The A-Z of Business Schools: University of Newcastle - School of Management

Click to follow
The Independent Online
Age: Over 50

History: Its roots go back to the 1920s when commerce was taught to engineers. Management emerged as a discreet subject in the 1940s. MBA evolved from part-time programme in the department of industrial management. Full-time MBA born 1987. The school draws on academics for research and teaching from five departments: economics, law, agricultural economics and food marketing, management studies, accounting and finance.

Address: In the splendid 19th century Armstrong Building at the heart of university's campus.

Ambience: An integral part of this large civic university complete with marble and endless corridors. Newcastle is a classic large red-brick university in a newly happening city.

Vital statistics: A small school with 40 full and part-time MBA students it concentrates on postgraduates and offers a typical MBA programme with a strong functional core and a final dissertation. Good staff:student ratio. Full and part-time MBAs taught together.

Added value: Has run a consortium MBA with Rolls-Royce for the past nine years. Because of the way the school is organised students can study courses from other university departments eg from the medical school, architecture, history or politics.

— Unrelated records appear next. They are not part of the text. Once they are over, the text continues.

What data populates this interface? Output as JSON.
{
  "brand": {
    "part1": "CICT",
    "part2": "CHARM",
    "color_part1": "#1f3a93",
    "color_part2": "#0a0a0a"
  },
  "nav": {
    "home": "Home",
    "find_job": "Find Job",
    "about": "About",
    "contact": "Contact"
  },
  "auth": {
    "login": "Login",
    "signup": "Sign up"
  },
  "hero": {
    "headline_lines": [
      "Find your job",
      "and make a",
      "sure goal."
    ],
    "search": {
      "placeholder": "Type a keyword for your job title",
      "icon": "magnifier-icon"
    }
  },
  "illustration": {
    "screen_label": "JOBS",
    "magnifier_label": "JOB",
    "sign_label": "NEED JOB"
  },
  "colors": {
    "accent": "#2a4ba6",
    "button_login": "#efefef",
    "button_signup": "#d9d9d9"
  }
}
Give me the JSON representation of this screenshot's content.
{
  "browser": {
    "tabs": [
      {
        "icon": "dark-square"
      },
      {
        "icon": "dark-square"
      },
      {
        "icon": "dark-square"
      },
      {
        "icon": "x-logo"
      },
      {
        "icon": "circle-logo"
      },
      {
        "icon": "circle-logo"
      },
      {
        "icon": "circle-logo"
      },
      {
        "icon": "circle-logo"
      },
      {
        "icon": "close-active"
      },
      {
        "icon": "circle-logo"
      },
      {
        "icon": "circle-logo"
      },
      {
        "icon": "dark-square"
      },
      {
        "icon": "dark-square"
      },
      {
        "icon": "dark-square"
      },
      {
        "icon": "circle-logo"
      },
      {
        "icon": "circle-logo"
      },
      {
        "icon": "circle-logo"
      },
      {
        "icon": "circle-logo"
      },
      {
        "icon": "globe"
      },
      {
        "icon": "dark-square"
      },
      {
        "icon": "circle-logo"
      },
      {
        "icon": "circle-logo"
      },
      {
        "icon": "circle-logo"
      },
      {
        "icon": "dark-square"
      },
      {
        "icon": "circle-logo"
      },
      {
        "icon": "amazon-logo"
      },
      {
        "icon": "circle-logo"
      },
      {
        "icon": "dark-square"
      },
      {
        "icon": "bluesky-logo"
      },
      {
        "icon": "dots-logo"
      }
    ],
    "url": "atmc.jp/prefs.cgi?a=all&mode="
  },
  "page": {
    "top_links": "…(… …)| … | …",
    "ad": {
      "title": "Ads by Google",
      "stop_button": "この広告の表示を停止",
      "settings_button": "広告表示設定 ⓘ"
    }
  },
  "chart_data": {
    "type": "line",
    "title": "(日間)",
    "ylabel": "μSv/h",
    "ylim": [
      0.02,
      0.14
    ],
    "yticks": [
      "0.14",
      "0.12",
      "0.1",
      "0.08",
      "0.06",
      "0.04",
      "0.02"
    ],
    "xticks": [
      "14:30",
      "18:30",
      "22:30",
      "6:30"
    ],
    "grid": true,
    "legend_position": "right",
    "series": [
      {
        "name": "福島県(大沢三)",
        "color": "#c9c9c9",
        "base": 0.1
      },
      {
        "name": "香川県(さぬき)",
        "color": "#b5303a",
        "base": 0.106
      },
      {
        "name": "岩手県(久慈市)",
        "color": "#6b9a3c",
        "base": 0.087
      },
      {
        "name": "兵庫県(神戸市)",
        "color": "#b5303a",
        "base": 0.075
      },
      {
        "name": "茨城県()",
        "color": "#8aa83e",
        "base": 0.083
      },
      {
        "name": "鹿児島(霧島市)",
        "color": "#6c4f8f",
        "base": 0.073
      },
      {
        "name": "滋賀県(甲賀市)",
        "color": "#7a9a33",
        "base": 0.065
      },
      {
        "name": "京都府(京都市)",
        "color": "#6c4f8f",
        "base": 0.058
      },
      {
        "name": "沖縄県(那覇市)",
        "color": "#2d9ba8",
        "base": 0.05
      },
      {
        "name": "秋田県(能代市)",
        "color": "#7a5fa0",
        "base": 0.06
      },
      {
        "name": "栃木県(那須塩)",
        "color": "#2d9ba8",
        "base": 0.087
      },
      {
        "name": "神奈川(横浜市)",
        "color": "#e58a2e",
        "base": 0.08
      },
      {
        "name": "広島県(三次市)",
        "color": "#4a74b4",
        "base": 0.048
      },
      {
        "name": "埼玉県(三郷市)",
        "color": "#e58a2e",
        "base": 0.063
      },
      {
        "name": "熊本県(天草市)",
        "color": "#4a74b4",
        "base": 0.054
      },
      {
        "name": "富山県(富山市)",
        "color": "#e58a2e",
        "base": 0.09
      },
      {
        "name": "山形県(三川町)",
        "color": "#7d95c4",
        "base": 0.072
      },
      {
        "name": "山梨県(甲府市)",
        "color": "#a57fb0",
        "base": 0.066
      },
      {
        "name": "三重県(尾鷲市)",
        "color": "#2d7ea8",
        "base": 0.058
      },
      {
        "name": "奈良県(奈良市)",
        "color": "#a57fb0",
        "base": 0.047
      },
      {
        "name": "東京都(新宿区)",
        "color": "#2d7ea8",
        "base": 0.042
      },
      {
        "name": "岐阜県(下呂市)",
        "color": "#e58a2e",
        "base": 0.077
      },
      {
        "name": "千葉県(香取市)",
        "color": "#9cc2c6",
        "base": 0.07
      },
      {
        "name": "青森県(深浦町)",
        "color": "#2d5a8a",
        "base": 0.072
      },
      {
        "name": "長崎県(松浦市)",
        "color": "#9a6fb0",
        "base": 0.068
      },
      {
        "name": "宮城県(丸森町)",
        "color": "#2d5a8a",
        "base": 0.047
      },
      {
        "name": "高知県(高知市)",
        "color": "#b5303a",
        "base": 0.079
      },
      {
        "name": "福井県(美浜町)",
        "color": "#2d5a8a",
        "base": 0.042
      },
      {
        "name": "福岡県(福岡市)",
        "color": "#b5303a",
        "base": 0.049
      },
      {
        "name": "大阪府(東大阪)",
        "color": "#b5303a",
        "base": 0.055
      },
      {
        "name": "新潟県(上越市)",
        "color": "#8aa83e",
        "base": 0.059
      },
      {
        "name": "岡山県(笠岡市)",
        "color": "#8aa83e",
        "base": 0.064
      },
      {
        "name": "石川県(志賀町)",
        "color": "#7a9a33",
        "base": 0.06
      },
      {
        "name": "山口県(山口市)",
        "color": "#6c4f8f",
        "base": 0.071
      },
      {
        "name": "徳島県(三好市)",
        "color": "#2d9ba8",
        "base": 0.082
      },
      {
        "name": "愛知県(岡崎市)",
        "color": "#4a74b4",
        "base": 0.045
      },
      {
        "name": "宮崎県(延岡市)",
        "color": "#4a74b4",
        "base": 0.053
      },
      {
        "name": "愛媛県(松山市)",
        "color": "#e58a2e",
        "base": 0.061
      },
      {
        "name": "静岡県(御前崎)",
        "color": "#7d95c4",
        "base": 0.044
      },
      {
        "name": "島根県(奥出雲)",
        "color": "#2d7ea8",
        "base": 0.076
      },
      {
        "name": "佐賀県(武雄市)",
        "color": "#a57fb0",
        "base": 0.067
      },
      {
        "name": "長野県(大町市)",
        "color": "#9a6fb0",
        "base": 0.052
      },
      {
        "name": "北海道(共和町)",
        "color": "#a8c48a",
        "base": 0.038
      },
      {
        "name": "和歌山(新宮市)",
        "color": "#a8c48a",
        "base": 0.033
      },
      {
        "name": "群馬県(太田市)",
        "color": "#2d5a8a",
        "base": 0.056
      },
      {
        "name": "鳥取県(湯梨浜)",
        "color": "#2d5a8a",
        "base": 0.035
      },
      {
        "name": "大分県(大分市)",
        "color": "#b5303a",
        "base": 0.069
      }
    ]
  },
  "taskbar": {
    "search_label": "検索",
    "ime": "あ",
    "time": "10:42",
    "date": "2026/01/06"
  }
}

Easy to get into? Three years' work experience plus a first degree or equivalent.

Association of MBA's accreditation: Yes, for full and part-time MBAs.

Glittering alumni: Gus Robinson, managing director, Gus Robinson Developments; Dr Tony Saia, managing director, RRHM Specialists Clarke Chapman; Tim Shilston, chief inspector, Northumbria police; Edward Ross, managing director, Dunlop Powerbend; Mark Dixon, managing director, Promanex; Ken Boyle, human resource director, Rolls-Royce Aero Engineer Services.

International connections: Forty per cent of students come from outside UK. It has links with schools in France, Spain, Greece, Germany, Norway, Austria and Denmark and arranges regular exchanges with French business schools.

Gurus: Dr Norman Jackson, expert in organisational behaviour, who asked "Management gurus: what are we to make of them?"; Paul Miller who writes about strategic HRM; Professor Alistair Nicholson, visiting guru from LBS, a dab hand with computer simulation and stickle-bricks; Bruce Grant, law lecturer and joint founder of world-leading on-line electronic law journal.

Research: Awarded 2 (top grade 5) for management studies in research assessment exercise; 2 for accounting and finance; 5 for agricultural economics and food marketing, and economics; and 3 for law.

Teaching: Rated satisfactory by the higher education funding council.

Student profile: Average age on full-time programme is 26; on part-time 36. Male/female ratio is 75:25.

Cost: pounds 7,500 for EU students; pounds 9,500 for those outside EU.

Return on investment: Better jobs, more money.

Who's the boss? Ex-industrialist Dr Roger Vaughan, who was most recently joint CEO of Swan Hunder Shipyard. Now plans to build a boat in back garden.

Next week: School of Management and Finance, University of Nottingham.

Lucy Hodges

Comments